Truth – Statements made in good faith and with reasonable beliefs that the statements are true. The defense will be available.
Privilege – The law recognizes that the right of free speech outweighs the plaintiff’s right to reputation in certain occasions, and the law treats such occasions to be privileged and therefore these statements are not actionable. Further there two types of privileges-
- Absolute privilege
- Qualified privilege

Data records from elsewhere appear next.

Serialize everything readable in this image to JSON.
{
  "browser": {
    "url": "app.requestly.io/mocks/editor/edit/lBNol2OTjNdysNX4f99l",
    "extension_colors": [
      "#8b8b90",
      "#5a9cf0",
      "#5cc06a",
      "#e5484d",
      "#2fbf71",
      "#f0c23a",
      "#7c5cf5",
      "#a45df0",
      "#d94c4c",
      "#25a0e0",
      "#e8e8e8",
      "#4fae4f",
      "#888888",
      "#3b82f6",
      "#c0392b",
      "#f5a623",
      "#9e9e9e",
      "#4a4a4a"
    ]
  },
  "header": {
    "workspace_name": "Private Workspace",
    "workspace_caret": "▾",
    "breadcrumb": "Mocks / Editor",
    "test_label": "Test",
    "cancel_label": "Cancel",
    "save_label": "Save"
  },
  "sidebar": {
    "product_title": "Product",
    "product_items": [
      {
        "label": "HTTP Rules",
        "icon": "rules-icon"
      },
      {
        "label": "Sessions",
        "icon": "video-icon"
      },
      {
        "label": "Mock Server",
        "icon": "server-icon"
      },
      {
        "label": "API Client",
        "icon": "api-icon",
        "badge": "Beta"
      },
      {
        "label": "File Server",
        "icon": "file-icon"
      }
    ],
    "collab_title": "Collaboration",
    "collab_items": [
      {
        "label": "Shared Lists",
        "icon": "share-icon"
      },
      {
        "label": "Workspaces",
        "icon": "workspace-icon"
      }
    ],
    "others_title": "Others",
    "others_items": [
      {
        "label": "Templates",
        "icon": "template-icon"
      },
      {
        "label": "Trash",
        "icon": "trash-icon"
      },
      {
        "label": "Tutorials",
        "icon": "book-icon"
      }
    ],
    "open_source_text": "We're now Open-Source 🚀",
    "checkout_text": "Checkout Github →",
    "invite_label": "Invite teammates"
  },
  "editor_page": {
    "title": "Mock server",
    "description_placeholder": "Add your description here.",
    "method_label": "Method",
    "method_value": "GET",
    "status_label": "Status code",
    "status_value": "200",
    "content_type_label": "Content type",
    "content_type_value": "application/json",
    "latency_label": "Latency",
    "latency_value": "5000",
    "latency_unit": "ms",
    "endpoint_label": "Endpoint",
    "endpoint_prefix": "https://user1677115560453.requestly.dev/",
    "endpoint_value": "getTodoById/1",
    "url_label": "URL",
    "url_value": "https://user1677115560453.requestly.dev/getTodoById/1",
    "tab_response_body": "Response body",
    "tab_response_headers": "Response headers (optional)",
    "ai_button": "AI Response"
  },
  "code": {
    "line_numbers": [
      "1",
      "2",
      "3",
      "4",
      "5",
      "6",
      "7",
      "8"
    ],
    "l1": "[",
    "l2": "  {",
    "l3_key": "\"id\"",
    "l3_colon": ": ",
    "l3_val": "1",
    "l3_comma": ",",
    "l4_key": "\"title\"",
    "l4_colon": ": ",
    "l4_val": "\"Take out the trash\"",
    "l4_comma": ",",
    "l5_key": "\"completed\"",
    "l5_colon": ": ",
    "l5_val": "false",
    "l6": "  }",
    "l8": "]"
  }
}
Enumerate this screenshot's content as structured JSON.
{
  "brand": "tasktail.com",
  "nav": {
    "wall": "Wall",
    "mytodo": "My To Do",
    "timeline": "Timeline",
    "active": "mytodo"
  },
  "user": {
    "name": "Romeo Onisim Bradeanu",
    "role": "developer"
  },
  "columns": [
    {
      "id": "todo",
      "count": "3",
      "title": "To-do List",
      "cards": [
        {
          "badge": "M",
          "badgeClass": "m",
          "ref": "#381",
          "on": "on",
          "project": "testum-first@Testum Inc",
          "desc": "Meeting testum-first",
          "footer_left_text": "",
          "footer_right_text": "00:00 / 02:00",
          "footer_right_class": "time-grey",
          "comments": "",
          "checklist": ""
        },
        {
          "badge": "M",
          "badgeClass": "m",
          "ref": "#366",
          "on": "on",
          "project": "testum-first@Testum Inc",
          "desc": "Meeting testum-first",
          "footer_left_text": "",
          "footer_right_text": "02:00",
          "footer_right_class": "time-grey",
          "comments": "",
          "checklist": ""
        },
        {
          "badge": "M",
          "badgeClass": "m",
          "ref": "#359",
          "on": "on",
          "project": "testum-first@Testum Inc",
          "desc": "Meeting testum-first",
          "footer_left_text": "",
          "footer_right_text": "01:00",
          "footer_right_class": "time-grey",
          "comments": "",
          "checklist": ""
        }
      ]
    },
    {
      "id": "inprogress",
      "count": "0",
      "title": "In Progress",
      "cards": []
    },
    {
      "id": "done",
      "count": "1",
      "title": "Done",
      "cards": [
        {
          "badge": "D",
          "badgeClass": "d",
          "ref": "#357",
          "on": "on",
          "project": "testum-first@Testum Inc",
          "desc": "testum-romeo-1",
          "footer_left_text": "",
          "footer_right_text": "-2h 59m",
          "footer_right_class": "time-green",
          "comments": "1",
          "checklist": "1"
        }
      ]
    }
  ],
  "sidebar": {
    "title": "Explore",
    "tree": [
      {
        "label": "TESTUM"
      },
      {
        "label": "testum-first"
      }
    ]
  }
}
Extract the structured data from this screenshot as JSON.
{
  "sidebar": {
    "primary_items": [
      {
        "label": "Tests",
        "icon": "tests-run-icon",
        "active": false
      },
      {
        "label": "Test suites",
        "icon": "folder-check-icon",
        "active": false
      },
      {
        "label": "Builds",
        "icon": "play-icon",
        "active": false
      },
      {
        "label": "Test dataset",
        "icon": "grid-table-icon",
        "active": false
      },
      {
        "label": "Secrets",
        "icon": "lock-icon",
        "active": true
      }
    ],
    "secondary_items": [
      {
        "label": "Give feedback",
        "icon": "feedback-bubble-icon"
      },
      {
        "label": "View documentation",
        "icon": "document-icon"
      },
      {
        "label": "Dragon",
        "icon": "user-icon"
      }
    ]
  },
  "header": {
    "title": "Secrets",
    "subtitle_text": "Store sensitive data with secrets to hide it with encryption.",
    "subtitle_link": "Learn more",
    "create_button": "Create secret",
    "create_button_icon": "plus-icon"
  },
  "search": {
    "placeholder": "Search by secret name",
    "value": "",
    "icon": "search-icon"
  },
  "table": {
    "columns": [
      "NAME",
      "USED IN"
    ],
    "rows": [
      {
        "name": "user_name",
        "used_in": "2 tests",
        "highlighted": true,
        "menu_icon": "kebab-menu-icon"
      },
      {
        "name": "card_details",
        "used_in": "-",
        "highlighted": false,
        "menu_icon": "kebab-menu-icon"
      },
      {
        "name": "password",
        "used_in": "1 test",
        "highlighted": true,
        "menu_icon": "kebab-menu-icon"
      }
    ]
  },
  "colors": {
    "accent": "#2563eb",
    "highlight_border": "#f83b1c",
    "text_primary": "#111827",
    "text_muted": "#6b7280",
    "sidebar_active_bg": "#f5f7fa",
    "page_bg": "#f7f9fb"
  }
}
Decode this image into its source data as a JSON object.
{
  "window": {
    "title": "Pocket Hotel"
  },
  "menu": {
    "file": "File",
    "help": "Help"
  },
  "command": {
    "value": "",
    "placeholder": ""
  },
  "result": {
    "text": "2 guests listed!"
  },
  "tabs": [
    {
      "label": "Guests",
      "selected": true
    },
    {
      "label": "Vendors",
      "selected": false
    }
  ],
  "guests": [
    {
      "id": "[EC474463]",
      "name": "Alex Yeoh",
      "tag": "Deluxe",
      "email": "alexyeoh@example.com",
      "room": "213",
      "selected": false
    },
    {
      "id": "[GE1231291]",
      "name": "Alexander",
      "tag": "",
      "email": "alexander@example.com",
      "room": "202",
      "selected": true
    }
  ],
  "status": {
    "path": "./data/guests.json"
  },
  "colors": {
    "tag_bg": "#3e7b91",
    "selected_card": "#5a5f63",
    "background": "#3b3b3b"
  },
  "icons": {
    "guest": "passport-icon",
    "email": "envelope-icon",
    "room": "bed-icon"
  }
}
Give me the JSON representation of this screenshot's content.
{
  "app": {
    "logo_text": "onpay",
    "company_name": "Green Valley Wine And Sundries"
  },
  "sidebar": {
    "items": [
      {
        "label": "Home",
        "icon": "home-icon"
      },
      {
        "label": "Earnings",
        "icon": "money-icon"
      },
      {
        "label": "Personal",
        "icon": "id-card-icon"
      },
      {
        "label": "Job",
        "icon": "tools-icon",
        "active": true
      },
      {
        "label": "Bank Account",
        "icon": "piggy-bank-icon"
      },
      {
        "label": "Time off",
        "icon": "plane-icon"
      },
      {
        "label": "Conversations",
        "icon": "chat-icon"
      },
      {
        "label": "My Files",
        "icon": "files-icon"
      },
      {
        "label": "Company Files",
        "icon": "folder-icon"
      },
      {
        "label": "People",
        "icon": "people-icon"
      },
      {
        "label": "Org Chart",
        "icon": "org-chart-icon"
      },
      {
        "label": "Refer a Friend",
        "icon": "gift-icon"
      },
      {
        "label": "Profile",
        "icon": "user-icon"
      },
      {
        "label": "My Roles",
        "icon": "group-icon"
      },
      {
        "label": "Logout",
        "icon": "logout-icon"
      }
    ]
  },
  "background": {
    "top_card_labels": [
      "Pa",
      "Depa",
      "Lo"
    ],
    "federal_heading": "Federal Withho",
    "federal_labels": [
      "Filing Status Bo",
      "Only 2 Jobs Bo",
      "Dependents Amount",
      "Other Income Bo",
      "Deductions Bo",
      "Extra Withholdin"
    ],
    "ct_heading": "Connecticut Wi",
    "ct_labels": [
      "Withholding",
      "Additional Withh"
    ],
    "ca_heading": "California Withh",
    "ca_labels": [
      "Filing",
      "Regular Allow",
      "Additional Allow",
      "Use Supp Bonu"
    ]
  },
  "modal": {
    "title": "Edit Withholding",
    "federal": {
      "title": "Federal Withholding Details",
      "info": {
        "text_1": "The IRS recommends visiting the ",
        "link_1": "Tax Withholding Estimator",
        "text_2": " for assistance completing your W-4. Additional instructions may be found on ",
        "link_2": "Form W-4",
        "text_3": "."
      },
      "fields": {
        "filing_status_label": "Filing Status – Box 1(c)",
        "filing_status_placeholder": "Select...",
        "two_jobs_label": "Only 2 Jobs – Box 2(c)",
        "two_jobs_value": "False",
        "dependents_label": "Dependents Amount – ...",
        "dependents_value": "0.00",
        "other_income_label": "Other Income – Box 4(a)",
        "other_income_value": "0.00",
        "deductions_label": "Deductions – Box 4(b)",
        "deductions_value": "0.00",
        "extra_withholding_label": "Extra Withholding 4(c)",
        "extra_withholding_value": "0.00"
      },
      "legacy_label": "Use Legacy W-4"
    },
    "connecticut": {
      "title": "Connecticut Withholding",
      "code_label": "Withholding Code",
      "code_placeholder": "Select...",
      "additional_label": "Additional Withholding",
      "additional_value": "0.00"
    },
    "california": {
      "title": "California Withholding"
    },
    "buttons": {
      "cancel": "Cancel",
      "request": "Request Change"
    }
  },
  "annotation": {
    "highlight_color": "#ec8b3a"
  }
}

To qualify as a successful defamation suit, the statement should involve the existence of defamatory material. Defamatory content is characterized as one calculated to harm another’s reputation by exposing him to hatred, contempt, or ridicule. The defamatory statement should bring the reputation of the person to the ground in the eyes of the right-thinking members of society. The complaint must be listed in the defamatory statement. For it to be defamation, the material must be specifically directed to the plaintiff. General statements are not considered as Defamatory. For example, “All lawyers are criminals”. Such statements cannot be considered defamation. If the defamatory statement is delivered orally or in transit form than it will be considered as “SLANDER” (It is not actionable per se) and if the defamatory statement has been published in any kind or made in some permanent form i.e. writing, printing, etc, then it will be considered as “LIBEL” (It is actionable itself). In a civil suit, a defamation suit subsists until any of those requirements are met, and therefore the defendant must plead a privilege or take up a defense. The defamation suit is effective if the defendant fails to prove his defense. Intention to defame is a crucial element under a criminal suit. If the intention is absent, it becomes essential to understand that the publication is probably going to defame or is defamatory. In criminal cases, all of this is often further subject to the traditional standard of proof: beyond a reasonable doubt.
Author: AYUSH CHOUBEY,
Jagran Lakecity University, 1st Year